Halleluiah! It was finally over. While I still had a ton of work and packing to do, the stress of 12 rider/races without enough sleep was over. After getting Sarah’s medal, we went straight back to our little rental house. I walked directly to the bed and literally collapsed, passing out cold, face down within minutes. I did not wake until just before dark. Hmmm, . . . there is that message again!! We then made a nice family dinner, played with some cool fireworks and went to bed. The very next morning we started our long drive back to California. The drive home was long and hard, but we took an extra day to do it and this time stayed in fairly decent hotels, which was much better than sleeping in the van for an hour at a time.

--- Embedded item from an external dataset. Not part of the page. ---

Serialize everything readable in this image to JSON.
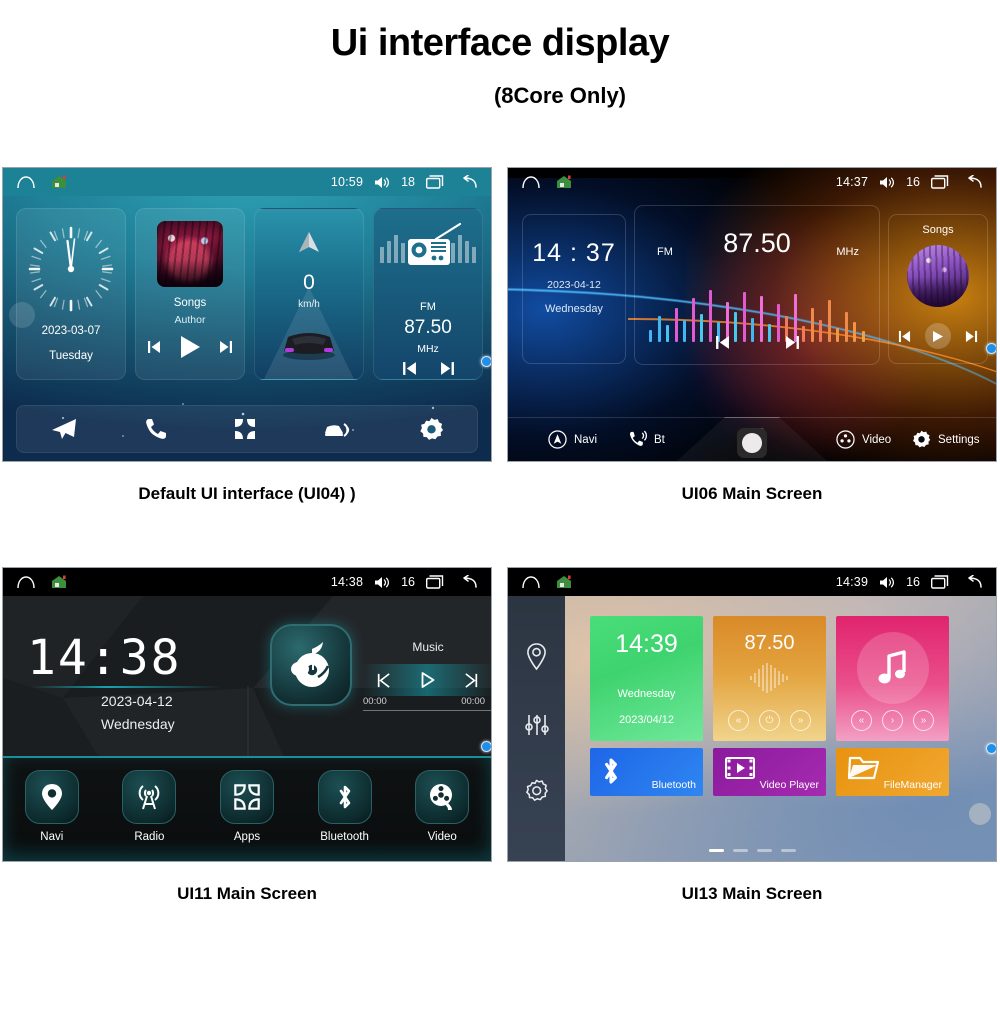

Amber Neben, our World Champion and 2X Olympian Team Advisor, who won the TT National Championship while we were there, closely watched us butcher our “off the bike” time before and during NATs. Afterward, she astutely sent me an email that included this:
“. . . . being able to deal with everything that comes OFF the bike at a big race takes being in those moments (i.e. experience) and either developing or honing the skill. I think some of it is learned and some is innate... some people enjoy the moment and stress and are more ready. Some need to take steps to prepare themselves in a way that minimizes the emotion while still being ready. It's important to manage your stress and energy expenditure over the course of the week...”
A large part of life is learning from your mistakes and growing. While it was already very apparent to us, Amber gently confirmed the message; that we need to “take a few steps next year to prepare the team better and manage both the physical and mental stress OFF the bike.” While I am sure there are many more mistakes that we will make with Strive Racing, our 2012 NATs adventure left us feeling far more experienced, prepared, and excited about nailing 2013 NATs in Madison, WI when we will have 3 of our 4 riders at the top of their age division. Strive On! Hammer On!